• Data supplied:
"""

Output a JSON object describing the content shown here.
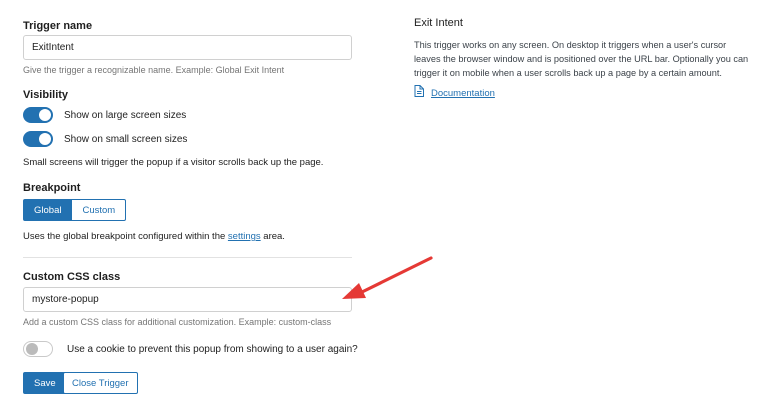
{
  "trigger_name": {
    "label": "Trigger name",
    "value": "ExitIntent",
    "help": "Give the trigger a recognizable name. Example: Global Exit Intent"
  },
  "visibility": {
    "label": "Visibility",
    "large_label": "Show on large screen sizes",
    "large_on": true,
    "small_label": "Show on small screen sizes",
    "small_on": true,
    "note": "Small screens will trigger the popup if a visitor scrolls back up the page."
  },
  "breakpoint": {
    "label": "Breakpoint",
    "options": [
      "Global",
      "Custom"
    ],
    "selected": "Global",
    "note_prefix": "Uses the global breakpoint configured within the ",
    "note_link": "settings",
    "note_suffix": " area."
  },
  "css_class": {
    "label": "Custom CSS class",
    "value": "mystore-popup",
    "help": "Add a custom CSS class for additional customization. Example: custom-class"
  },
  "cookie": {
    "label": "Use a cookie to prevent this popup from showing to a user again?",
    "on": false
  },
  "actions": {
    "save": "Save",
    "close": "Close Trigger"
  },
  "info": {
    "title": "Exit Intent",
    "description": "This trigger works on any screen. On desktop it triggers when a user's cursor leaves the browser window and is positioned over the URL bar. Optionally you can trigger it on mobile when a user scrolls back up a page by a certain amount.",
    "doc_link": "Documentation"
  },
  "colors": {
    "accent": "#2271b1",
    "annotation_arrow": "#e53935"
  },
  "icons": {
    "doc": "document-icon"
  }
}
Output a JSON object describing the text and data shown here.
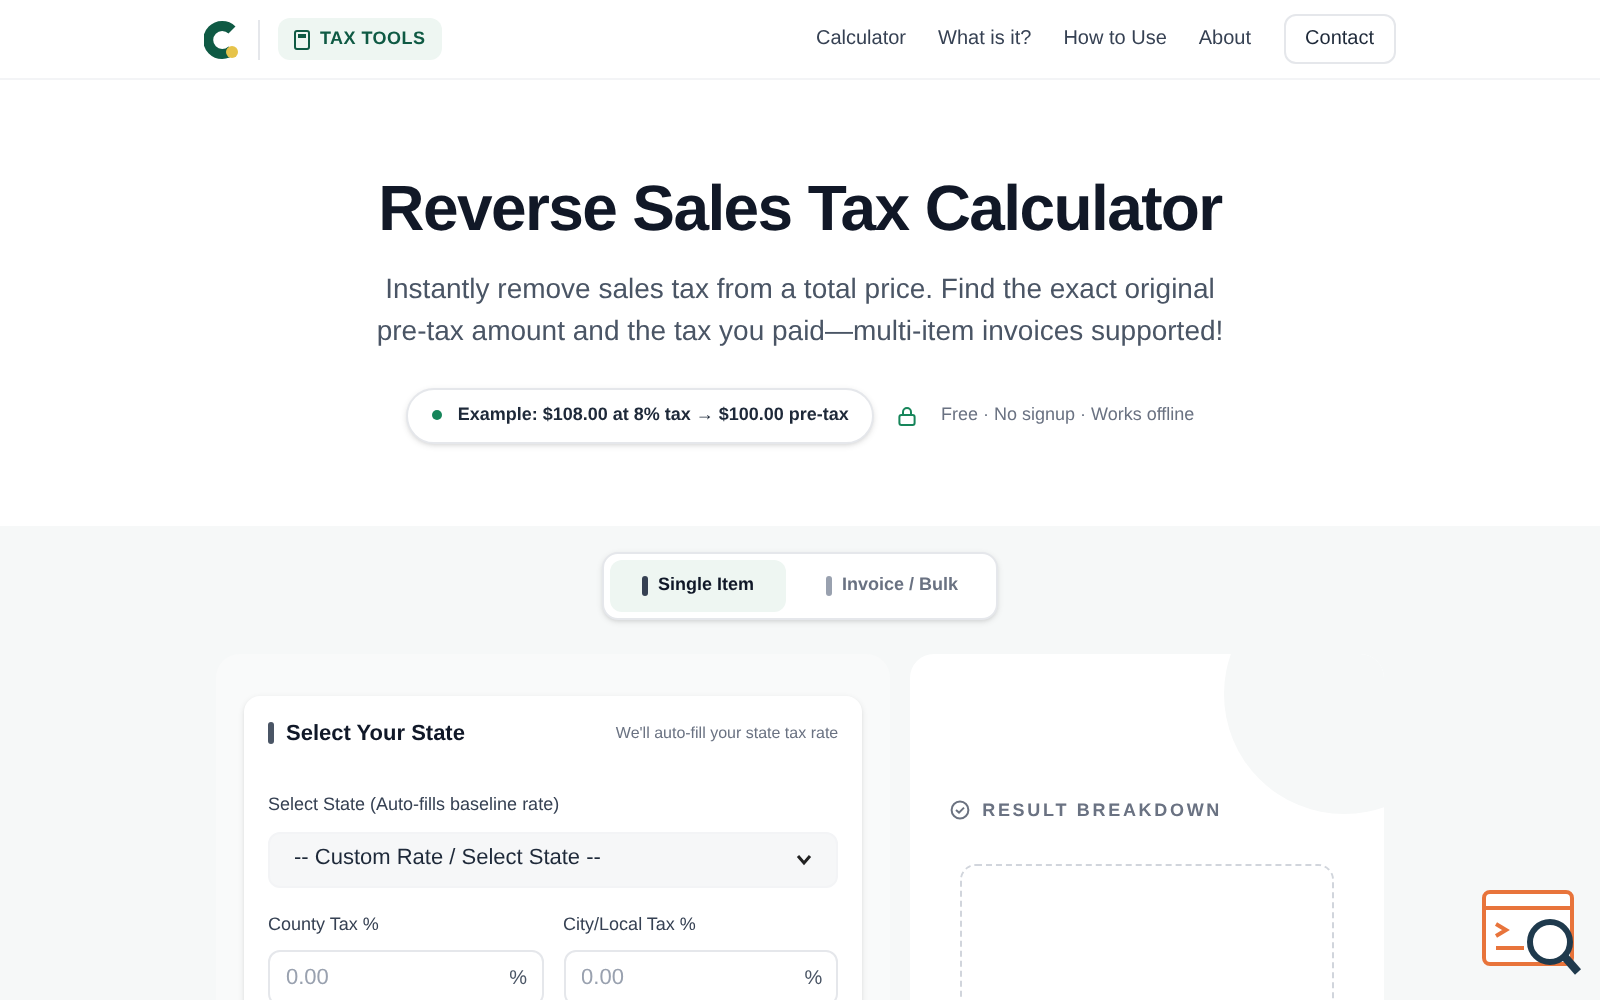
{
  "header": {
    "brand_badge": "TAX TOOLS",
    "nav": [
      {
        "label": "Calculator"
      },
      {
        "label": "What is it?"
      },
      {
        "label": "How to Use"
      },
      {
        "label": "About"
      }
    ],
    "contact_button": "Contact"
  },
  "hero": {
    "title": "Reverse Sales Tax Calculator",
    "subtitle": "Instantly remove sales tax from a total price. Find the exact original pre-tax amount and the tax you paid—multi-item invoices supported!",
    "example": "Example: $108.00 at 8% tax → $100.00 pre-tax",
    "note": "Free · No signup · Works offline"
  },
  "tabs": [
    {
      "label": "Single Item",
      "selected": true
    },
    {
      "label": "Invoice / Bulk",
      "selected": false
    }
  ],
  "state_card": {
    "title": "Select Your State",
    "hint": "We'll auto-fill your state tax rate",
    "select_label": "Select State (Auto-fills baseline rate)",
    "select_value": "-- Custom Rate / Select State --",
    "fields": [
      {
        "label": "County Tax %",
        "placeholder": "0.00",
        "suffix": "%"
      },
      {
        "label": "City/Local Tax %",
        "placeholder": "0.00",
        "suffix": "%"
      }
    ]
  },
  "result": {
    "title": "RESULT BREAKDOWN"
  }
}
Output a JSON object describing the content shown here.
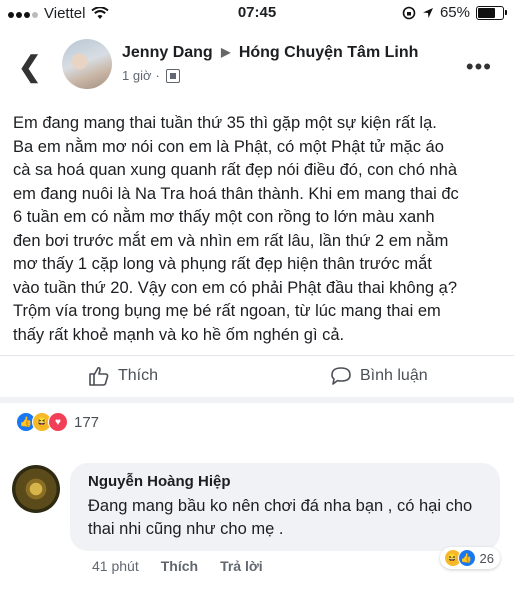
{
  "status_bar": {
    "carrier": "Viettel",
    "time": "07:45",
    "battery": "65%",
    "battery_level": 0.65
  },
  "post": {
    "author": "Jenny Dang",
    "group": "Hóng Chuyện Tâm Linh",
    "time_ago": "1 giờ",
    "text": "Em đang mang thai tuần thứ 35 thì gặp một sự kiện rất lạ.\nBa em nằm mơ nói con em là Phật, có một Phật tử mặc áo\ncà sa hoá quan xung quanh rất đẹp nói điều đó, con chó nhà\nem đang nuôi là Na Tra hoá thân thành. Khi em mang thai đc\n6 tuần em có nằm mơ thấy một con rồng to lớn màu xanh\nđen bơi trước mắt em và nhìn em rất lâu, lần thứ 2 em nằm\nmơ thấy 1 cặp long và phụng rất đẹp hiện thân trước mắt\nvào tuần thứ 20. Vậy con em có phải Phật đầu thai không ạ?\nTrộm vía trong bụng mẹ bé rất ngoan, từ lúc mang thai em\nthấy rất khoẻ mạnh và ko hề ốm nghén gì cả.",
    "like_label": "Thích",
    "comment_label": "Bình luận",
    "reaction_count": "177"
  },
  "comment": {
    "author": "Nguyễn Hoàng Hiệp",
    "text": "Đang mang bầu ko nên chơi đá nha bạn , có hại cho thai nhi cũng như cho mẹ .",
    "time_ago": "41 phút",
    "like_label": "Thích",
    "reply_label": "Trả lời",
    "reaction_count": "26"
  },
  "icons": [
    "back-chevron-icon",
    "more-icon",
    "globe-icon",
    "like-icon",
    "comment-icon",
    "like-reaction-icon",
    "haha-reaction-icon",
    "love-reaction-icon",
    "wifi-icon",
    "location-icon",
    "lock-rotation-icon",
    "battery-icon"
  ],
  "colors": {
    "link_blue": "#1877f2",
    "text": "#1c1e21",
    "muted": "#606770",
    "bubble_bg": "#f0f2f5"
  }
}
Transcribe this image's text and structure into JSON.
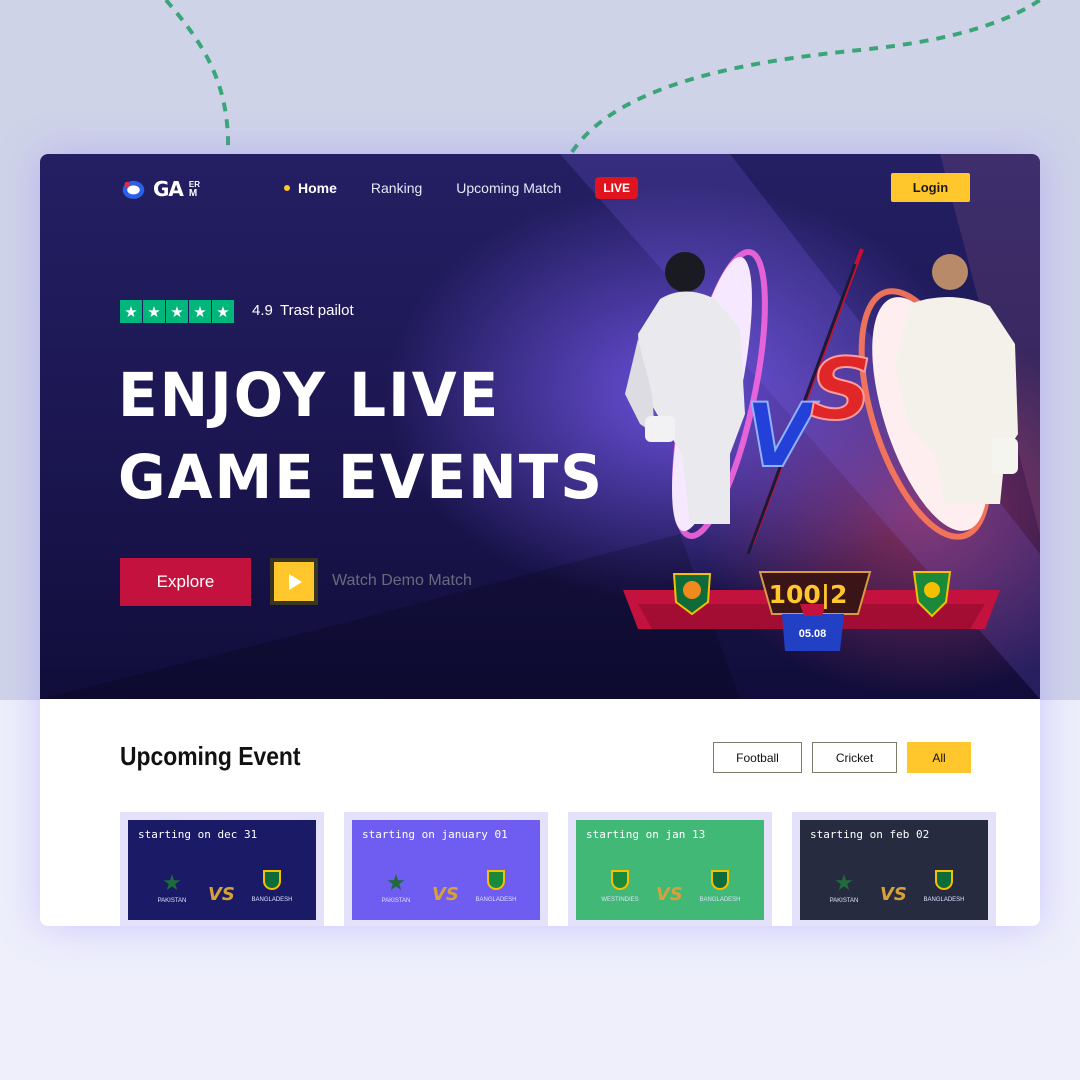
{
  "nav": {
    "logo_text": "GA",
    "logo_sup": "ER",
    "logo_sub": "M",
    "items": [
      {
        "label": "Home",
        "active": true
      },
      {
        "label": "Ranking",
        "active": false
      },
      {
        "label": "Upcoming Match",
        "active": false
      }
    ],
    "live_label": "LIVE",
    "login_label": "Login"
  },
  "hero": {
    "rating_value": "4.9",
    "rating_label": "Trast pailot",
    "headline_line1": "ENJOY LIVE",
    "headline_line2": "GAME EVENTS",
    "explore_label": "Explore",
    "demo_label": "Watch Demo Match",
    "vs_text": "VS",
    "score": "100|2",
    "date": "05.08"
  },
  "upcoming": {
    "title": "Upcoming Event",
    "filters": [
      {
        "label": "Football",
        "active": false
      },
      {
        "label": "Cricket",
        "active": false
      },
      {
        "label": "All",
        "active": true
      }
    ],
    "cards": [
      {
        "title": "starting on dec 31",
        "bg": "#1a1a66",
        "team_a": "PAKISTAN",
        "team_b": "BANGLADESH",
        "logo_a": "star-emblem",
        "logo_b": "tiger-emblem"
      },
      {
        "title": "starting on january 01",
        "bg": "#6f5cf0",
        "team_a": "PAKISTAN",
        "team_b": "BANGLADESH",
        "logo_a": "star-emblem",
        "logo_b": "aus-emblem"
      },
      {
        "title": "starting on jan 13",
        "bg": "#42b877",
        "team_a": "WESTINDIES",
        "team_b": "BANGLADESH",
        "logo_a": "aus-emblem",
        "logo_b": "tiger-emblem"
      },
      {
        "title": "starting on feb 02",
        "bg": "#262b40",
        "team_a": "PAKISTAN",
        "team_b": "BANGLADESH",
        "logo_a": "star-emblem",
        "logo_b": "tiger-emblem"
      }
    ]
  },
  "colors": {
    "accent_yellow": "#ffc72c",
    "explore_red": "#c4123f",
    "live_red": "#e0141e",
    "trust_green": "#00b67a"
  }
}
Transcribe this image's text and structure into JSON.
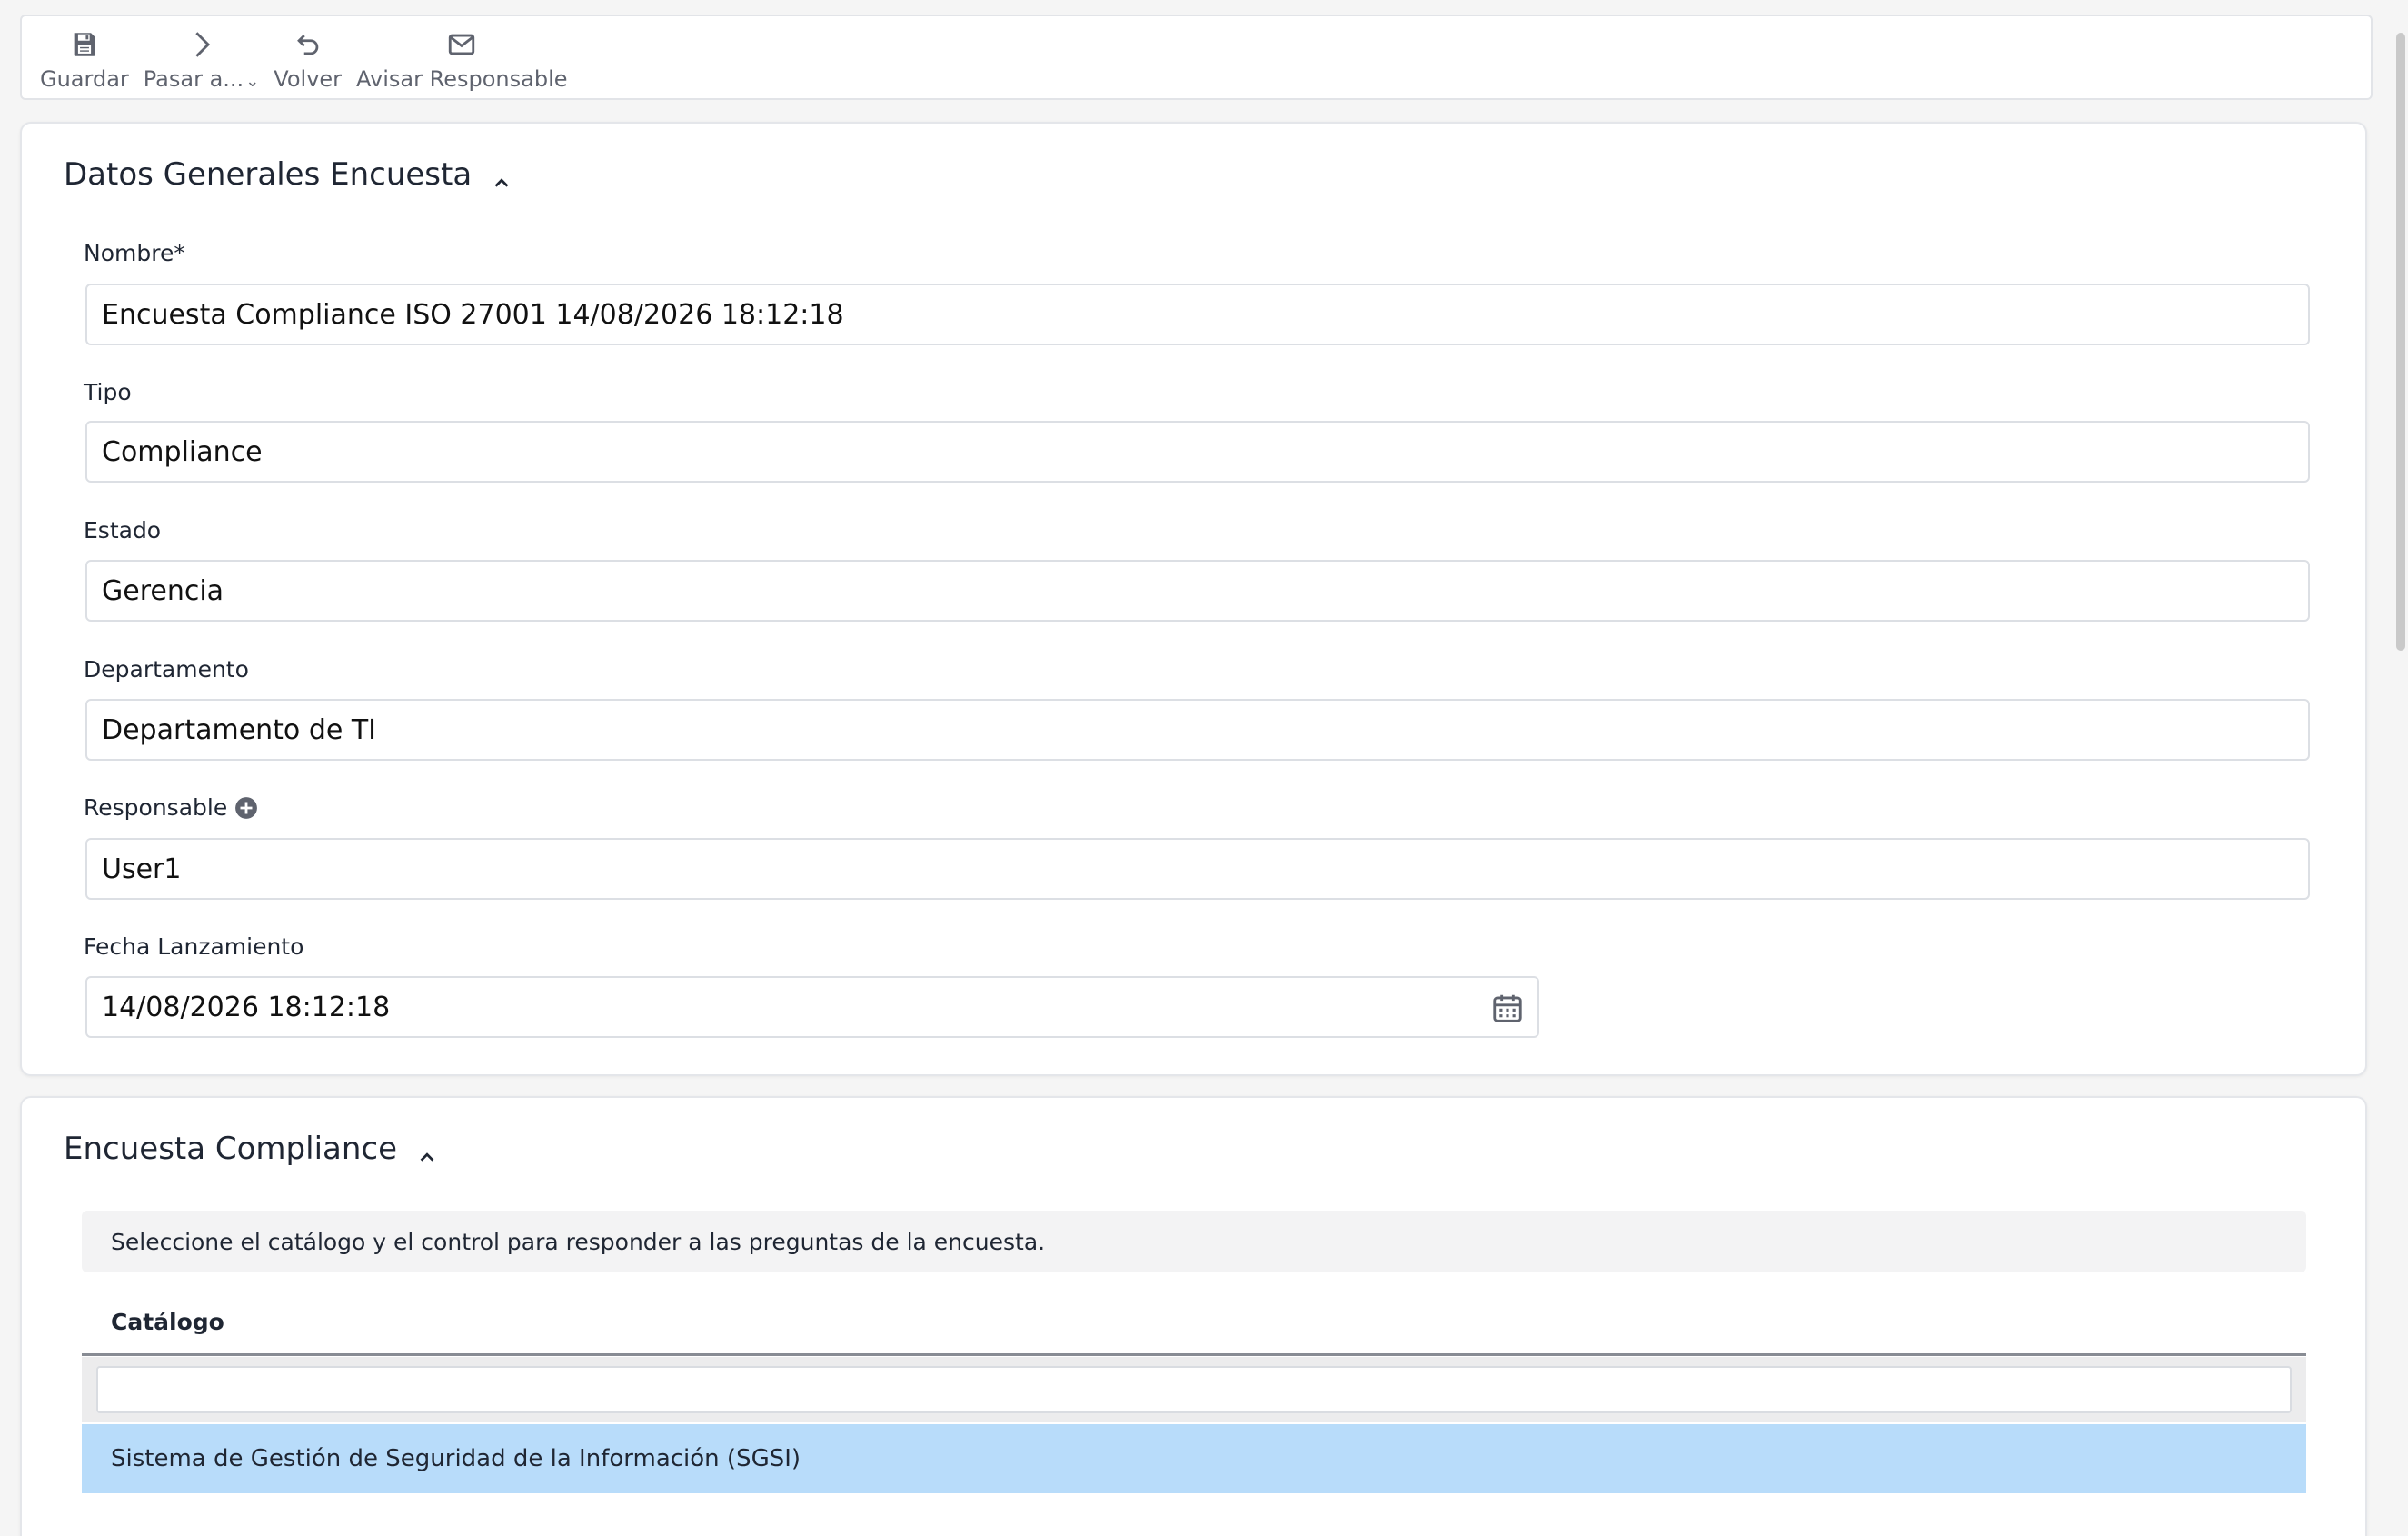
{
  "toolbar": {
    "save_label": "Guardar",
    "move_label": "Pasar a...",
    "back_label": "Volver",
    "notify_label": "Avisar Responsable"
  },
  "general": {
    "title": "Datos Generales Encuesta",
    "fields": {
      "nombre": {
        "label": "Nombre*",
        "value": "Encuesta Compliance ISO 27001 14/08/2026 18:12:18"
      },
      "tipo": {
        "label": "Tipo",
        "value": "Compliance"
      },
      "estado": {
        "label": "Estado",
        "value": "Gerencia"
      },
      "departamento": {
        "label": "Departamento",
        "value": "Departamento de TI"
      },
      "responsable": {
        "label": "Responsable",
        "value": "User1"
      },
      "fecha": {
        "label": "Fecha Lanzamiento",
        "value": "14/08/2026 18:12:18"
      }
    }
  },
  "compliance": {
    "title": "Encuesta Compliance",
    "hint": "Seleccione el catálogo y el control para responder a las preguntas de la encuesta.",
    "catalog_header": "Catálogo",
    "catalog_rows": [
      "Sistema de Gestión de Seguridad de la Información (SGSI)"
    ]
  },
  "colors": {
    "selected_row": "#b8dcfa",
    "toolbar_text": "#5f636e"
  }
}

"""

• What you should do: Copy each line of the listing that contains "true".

• Exercise result:
    "large_on": true,
    "small_on": true,
      "selected": true
        "active": true
        "active": true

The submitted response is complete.